Retrospective: Final Fantasy XI • Page 2

Vana'diel or no deal.

Plenty of other MMO standards are also dispensed with - like, to cite an example that got me killed plenty of times when I dived back into the game last month, the lack of recharging health.

FFXI doesn't pull its punches early on, and most encounters - despite largely involving fighting bats, rats and annoying sentient onions, will sap a good chunk of your health bar. Unlike in most modern games, that health bar won't recharge until you actually tell your character to sit down, at which point it will crawl back upwards. Forget this - as I did - and certain death awaits. Keep forgetting it after a few levels, and you'll start losing 10 per cent of your level in XP every time you make the mistake.

In other regards, the game is just a throwback. It expects you to grind your way through levels, and treats quests and missions almost as a reward for your patience, rather than the backbone of the game.

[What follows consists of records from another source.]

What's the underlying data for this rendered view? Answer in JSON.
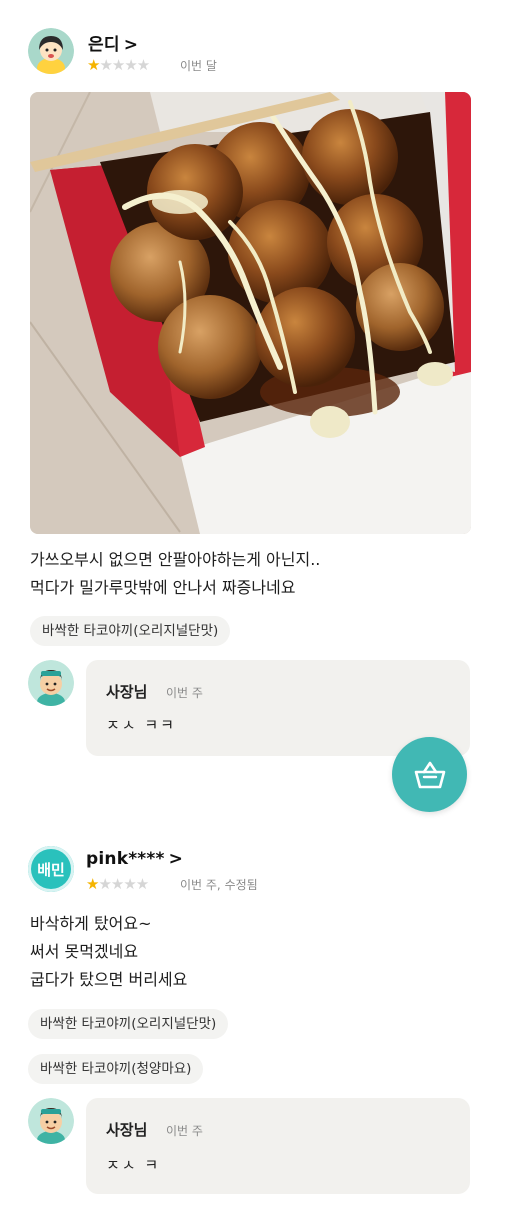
{
  "review1": {
    "username": "은디",
    "chevron": ">",
    "rating": 1,
    "rating_max": 5,
    "time": "이번 달",
    "text": "가쓰오부시 없으면 안팔아야하는게 아닌지..\n먹다가 밀가루맛밖에 안나서 짜증나네요",
    "tags": [
      "바싹한 타코야끼(오리지널단맛)"
    ],
    "owner_reply": {
      "name": "사장님",
      "time": "이번 주",
      "text": "ㅈㅅ ㅋㅋ"
    }
  },
  "review2": {
    "username": "pink****",
    "chevron": ">",
    "rating": 1,
    "rating_max": 5,
    "time": "이번 주, 수정됨",
    "avatar_badge": "배민",
    "text": "바삭하게 탔어요~\n써서 못먹겠네요\n굽다가 탔으면 버리세요",
    "tags": [
      "바싹한 타코야끼(오리지널단맛)",
      "바싹한 타코야끼(청양마요)"
    ],
    "owner_reply": {
      "name": "사장님",
      "time": "이번 주",
      "text": "ㅈㅅ ㅋ"
    }
  },
  "icons": {
    "cart": "basket-icon",
    "star": "star-icon"
  },
  "colors": {
    "star_on": "#f5b400",
    "star_off": "#d6d6d6",
    "fab": "#41b8b4",
    "reply_bg": "#f2f1ee",
    "tag_bg": "#f3f3f1"
  }
}
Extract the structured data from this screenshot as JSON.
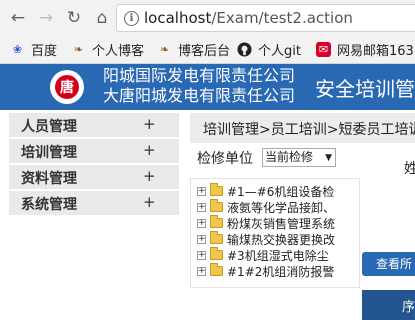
{
  "browser": {
    "url_host": "localhost",
    "url_path": "/Exam/test2.action",
    "bookmarks": [
      {
        "label": "百度",
        "icon": "paw-icon"
      },
      {
        "label": "个人博客",
        "icon": "scroll-icon"
      },
      {
        "label": "博客后台",
        "icon": "scroll-icon"
      },
      {
        "label": "个人git",
        "icon": "github-icon"
      },
      {
        "label": "网易邮箱163",
        "icon": "mail-icon"
      }
    ]
  },
  "header": {
    "company_line1": "阳城国际发电有限责任公司",
    "company_line2": "大唐阳城发电有限责任公司",
    "title": "安全培训管",
    "logo_glyph": "唐",
    "brand_color": "#2968b3",
    "logo_color": "#d4001b"
  },
  "sidebar": {
    "items": [
      {
        "label": "人员管理",
        "toggle": "+"
      },
      {
        "label": "培训管理",
        "toggle": "+"
      },
      {
        "label": "资料管理",
        "toggle": "+"
      },
      {
        "label": "系统管理",
        "toggle": "+"
      }
    ]
  },
  "main": {
    "breadcrumb": "培训管理>员工培训>短委员工培训",
    "filter_label": "检修单位",
    "filter_value": "当前检修",
    "cut_text": "姓",
    "tree": [
      "#1—#6机组设备检",
      "液氨等化学品接卸、",
      "粉煤灰销售管理系统",
      "输煤热交换器更换改",
      "#3机组湿式电除尘",
      "#1#2机组消防报警"
    ],
    "view_button": "查看所",
    "table_header": "序"
  }
}
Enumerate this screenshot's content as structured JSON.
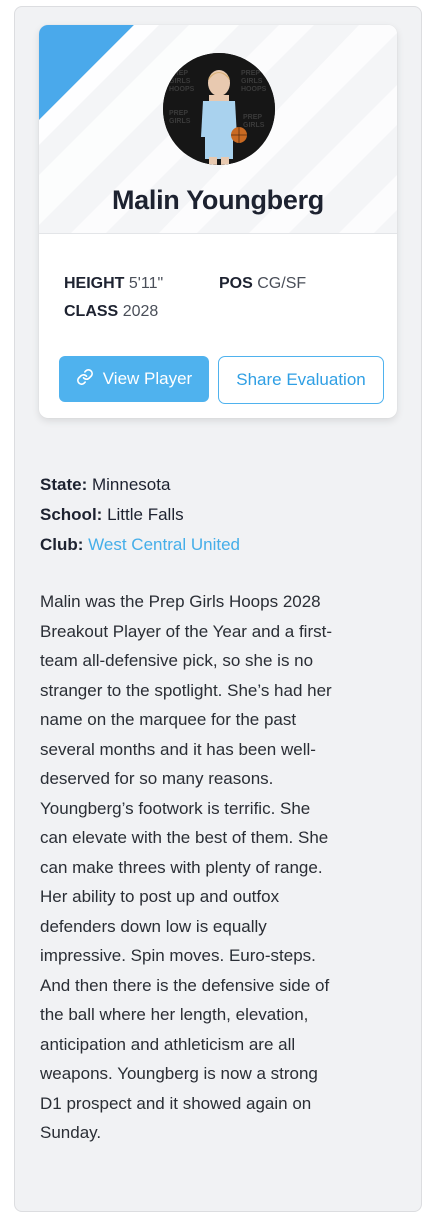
{
  "player": {
    "name": "Malin Youngberg",
    "photo": "player-photo",
    "height_label": "HEIGHT",
    "height_value": "5'11\"",
    "pos_label": "POS",
    "pos_value": "CG/SF",
    "class_label": "CLASS",
    "class_value": "2028"
  },
  "actions": {
    "view_label": "View Player",
    "share_label": "Share Evaluation"
  },
  "details": {
    "state_label": "State:",
    "state_value": "Minnesota",
    "school_label": "School:",
    "school_value": "Little Falls",
    "club_label": "Club:",
    "club_value": "West Central United"
  },
  "bio_lines": [
    "Malin was the Prep Girls Hoops 2028",
    "Breakout Player of the Year and a first-",
    "team all-defensive pick, so she is no",
    "stranger to the spotlight. She’s had her",
    "name on the marquee for the past",
    "several months and it has been well-",
    "deserved for so many reasons.",
    "Youngberg’s footwork is terrific. She",
    "can elevate with the best of them. She",
    "can make threes with plenty of range.",
    "Her ability to post up and outfox",
    "defenders down low is equally",
    "impressive. Spin moves. Euro-steps.",
    "And then there is the defensive side of",
    "the ball where her length, elevation,",
    "anticipation and athleticism are all",
    "weapons. Youngberg is now a strong",
    "D1 prospect and it showed again on",
    "Sunday."
  ],
  "colors": {
    "accent": "#4fb2ee",
    "link": "#45aee9",
    "text": "#1d2230"
  },
  "icons": {
    "view_button_icon": "link-icon"
  }
}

It hands out candy sparsely along the path - level dings are rare enough that even now they still attract a "gratz" from passing strangers, while new weapon skills and spells are handed out with generosity worthy of Ebenezer Scrooge.

The game makes you work for absolutely everything, in other words, and it's perversely proud of it. This hasn't really changed in seven years - it just feels a little less forgivable now. Yet even now, some of what made me stick to the game remains. There are sparkling moments within the drudge, sprinkles of magic dust scattered around the game's environments and systems. Every time you think you can't face splatting another cheeky dancing onion, the game tips its hat at you - showing you tantalising depths which will open up if you can only stick to it, or flashing you a vision of one of its rolling, fantastical landscapes just as the beautiful soundtrack hits the right notes.

I recall spending most of my first 20 levels in Vana'diel, FFXI's sprawling world, watching other players zooming past me on chocobos and looking forward to the point when I'd be able to ride one. This time, things are a little different. I still desperately want to hit level 20 and make friends with the feathered mounts, but I realise that it's not getting a chocobo that I'm most looking forward to - it's the run to Jeuno.

The three starting cities of Vana'diel are, essentially, spokes on a wheel - and the hub of that wheel is Jeuno, a fantastical pillar of a city that rises out of a steep-sided gorge in the centre of the map. Walking there from one of the starting cities takes a significant amount of time, and drags you through increasingly tough zones. Walking there is the only way to win yourself the reins of a chocobo.

I dreaded the infamous Jeuno Run when I was starting out in FFXI. It ended up being one of the most exhilarating things I've done in a game - running through mysterious zones full of ancient structures whose purpose I couldn't even guess at, populated by monsters who wouldn't even break a sweat while pounding me into a fine paste. Escaping by the skin of my teeth more times than I can count. Seven years of rose-tinted coatings on my specs have turned half an hour of heart-in-mouth creeping around the detection boxes of high-level foes into a dimly remembered masterpiece of gaming.

The reality isn't quite so exciting. I don't think things have been made easier, although I do have to refuse the offer of an escort from a very friendly high-level stranger so that I can relive my near-death fantasies. It's still an exciting run, but it's been made more mundane by years of similar death races, dragging low-level characters through high-level zones.

Still, I'm in Jeuno. I've got my chocobo driving licence. For a fleeting moment, I feel some kinship with people who moan about WOW handing out mounts like candy - I've worked damned hard to get chocobo privileges in FFXI, and I'm flushed with a sense of accomplishment. It's time to strike out into the wider world.

Time for a confession - I didn't hit the level cap in my return to FFXI. It's level 80 these days, recently raised from the long-standing cap of 75, and after getting to Jeuno, I hit the game's biggest speed bump of all. This is, resolutely, a multiplayer game. Soloing, in the view of FFXI's creators, is a learning process, a tutorial mode that shows you how to play and prepares you for groups - nothing more. Once you hit a certain point, progress without a group is impossible. You first encounter this around level 10, in Valkrym Dunes, but after level 20 it becomes even more pronounced.

It's why I quit the game first time around. The friends I'd introduced to FFXI had more time - or at least, made more time - to progress in the game than I could afford. They outpaced me quickly, and I ended up begging for pick-up groups on the edges of zones, wishing I'd levelled my White Mage job a little more diligently so I could serve as one of the much-needed healers. A damage-dealing class could spend far more time looking for a decent group than you'd actually spend slaying monsters, before someone in California had to go to a lecture, or someone in Japan, typing through the game's rudimentary but wonderful auto-translation system, had to go to bed.

Sometimes we include links to online retail stores. If you click on one and make a purchase we may receive a small commission. For more information, go here.

Jump to comments (35)

About the author

Rob Fahey

Rob Fahey

Contributing Editor

Rob Fahey is a former editor of who spent several years living in Japan and probably still has a mint condition Dreamcast Samba de Amigo set.


You may also enjoy...

Comments (35)

Comments for this article are now closed. Thanks for taking part!

Hide low-scoring comments